A couple of weeks ago I enjoyed an afternoon out, I drove over to Stalybridge (not far from my home) and found their office on the ground floor of a wonderful old mill (note: this is not the building pictured on the web site). It's one of those superb, grand Victorian mills where you enter via a brick archway into a cobbled yard. Nowadays the mill is home to a number of small businesses, one of which is GTM Sales who have an office on one side of the yard and large storeroom on the other. If you follow the link above then you can see a rack of shelves in the storeroom. They are selling pure linen two ply yarns and two ply yarns of linen plied with yarns of other fibre.
The yarns I bought are two ply linen/linen, linen/cotton, linen/wool, enough to keep me happy weaving for a year or two I should think, unless I want more of a particular colour. The colours are lovely, see for yourself:
I had a great time choosing these and enjoyed a good chat and a cup of tea with Sandra, who has the task of marketing these yarns. Hi Sandra! Sandra's not a yarn expert, if you look at the company web site you'll see they used to refurbish spinning mill machinery, however, she's learning from her customers - and commented how friendly weavers are. She's happy to send out samples for anyone who can't go along in person. They are selling per cone (mostly weighing at least 1 kg) prices from £5-£10. (Sandra, I hope your boss is impressed by the advertising space you get for one cup of tea and a friendly chat!!)

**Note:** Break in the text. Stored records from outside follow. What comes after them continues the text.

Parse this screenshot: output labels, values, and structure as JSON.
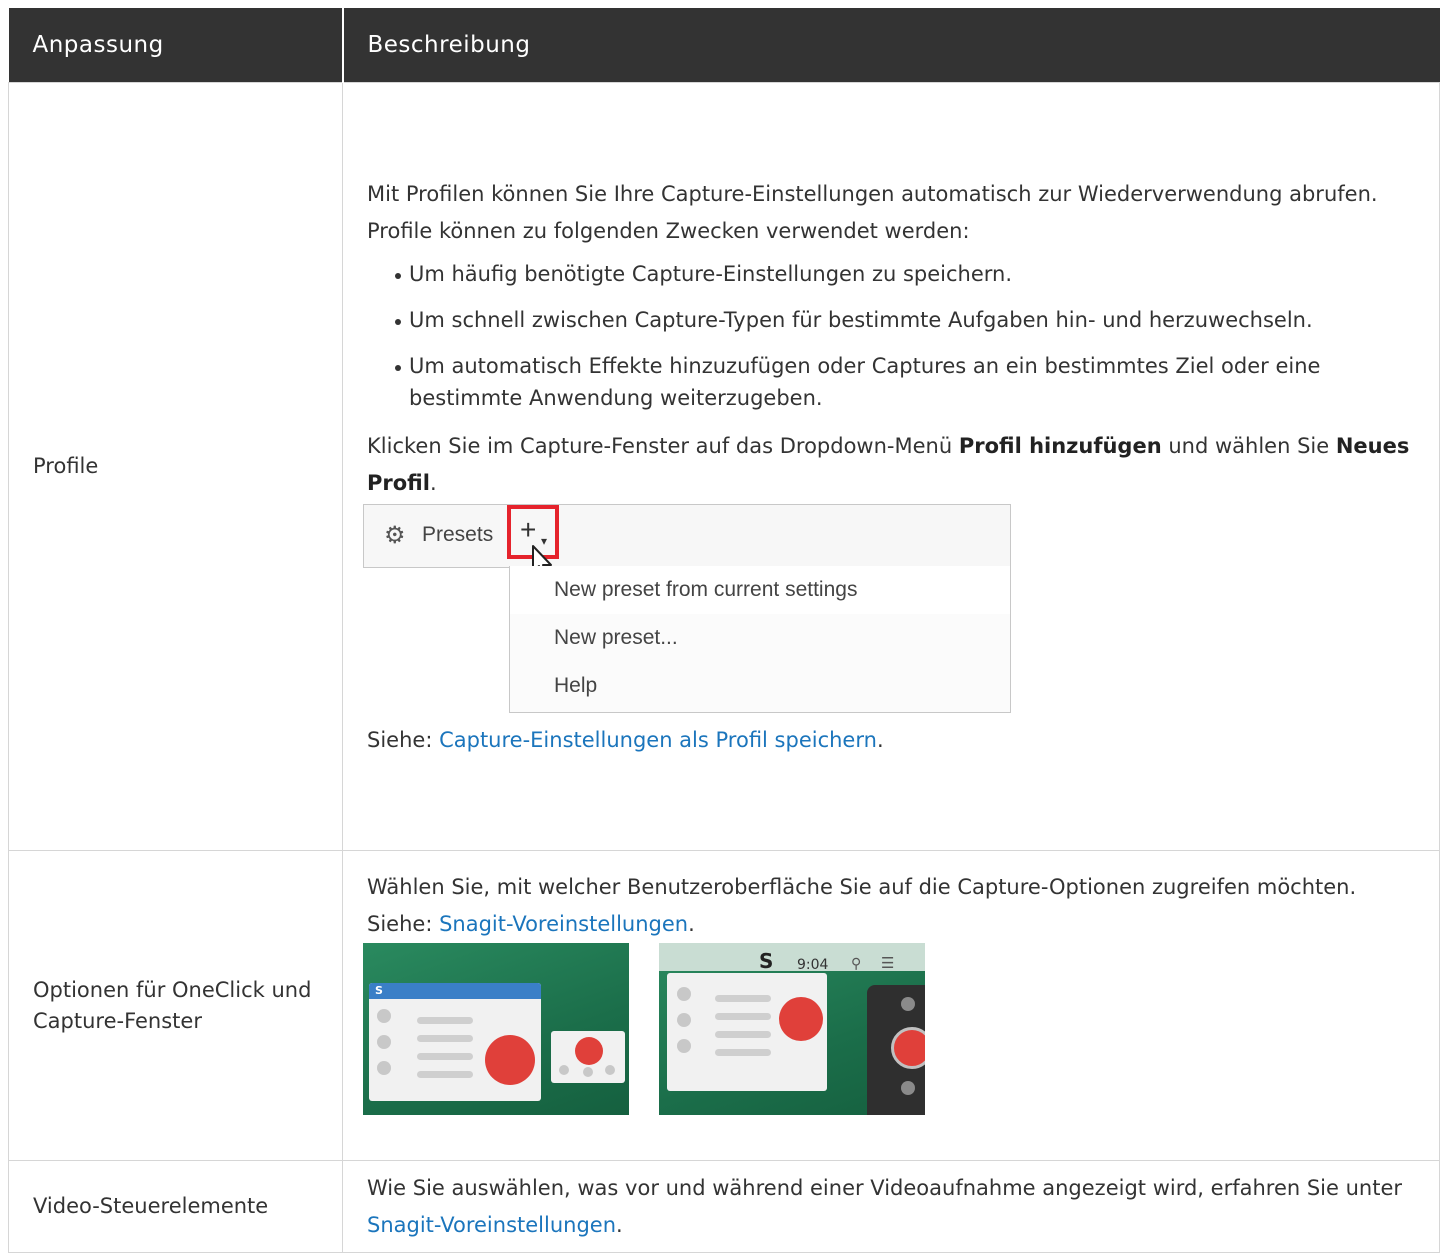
{
  "headers": {
    "col1": "Anpassung",
    "col2": "Beschreibung"
  },
  "rows": {
    "profile": {
      "name": "Profile",
      "intro": "Mit Profilen können Sie Ihre Capture-Einstellungen automatisch zur Wiederverwendung abrufen. Profile können zu folgenden Zwecken verwendet werden:",
      "bullets": [
        "Um häufig benötigte Capture-Einstellungen zu speichern.",
        "Um schnell zwischen Capture-Typen für bestimmte Aufgaben hin- und herzuwechseln.",
        "Um automatisch Effekte hinzuzufügen oder Captures an ein bestimmtes Ziel oder eine bestimmte Anwendung weiterzugeben."
      ],
      "instruction_pre": "Klicken Sie im Capture-Fenster auf das Dropdown-Menü ",
      "instruction_bold1": "Profil hinzufügen",
      "instruction_mid": " und wählen Sie ",
      "instruction_bold2": "Neues Profil",
      "instruction_post": ".",
      "screenshot": {
        "presets_label": "Presets",
        "plus_symbol": "+",
        "menu_items": [
          "New preset from current settings",
          "New preset...",
          "Help"
        ]
      },
      "see_prefix": "Siehe: ",
      "see_link": "Capture-Einstellungen als Profil speichern",
      "see_suffix": "."
    },
    "optionen": {
      "name": "Optionen für OneClick und Capture-Fenster",
      "text_pre": "Wählen Sie, mit welcher Benutzeroberfläche Sie auf die Capture-Optionen zugreifen möchten. Siehe: ",
      "link": "Snagit-Voreinstellungen",
      "text_post": ".",
      "shot1_badge": "S",
      "shot2_logo": "S",
      "shot2_time": "9:04"
    },
    "video": {
      "name": "Video-Steuerelemente",
      "text_pre": "Wie Sie auswählen, was vor und während einer Videoaufnahme angezeigt wird, erfahren Sie unter ",
      "link": "Snagit-Voreinstellungen",
      "text_post": "."
    }
  },
  "colors": {
    "header_bg": "#333333",
    "link": "#1b75bc",
    "highlight_box": "#e5232c"
  }
}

Here I am surrounded by cones of yarn and thinking, right, what shall I weave? I have put away the mixed yarns for now, and am looking at using the two ply linens. I think all the yarns are eminently suitable for fabric to be used for clothing. They may be less suitable for upholstery or towels because the yarn is not tight twist, but I suppose that depends on the length of the flax used in spinning this yarn. I haven't pulled a thread apart to find out the length yet. I know another of Sandra's customers is a machine knitter. I also like the idea of trying these out for inkle weaving.
The next day I asked my boyfriend - the keen woodworker who often says "what shall I do with all these odd left over bits of wood" - to make a nifty gadget like the one I saw on Amelia's blog for trying out yarn sett. If you're in the U.S. you could buy one from Halcyon Yarns.
The sett tool indicates that 30 epi will be good for plain weave. I could calculate the thread twill density for twill from that, but as I was having fun I decided to weave another little sample. This time I used a couple of lollysticks tucked in the warp on the back of the sett tool to take out as the warp tightens up.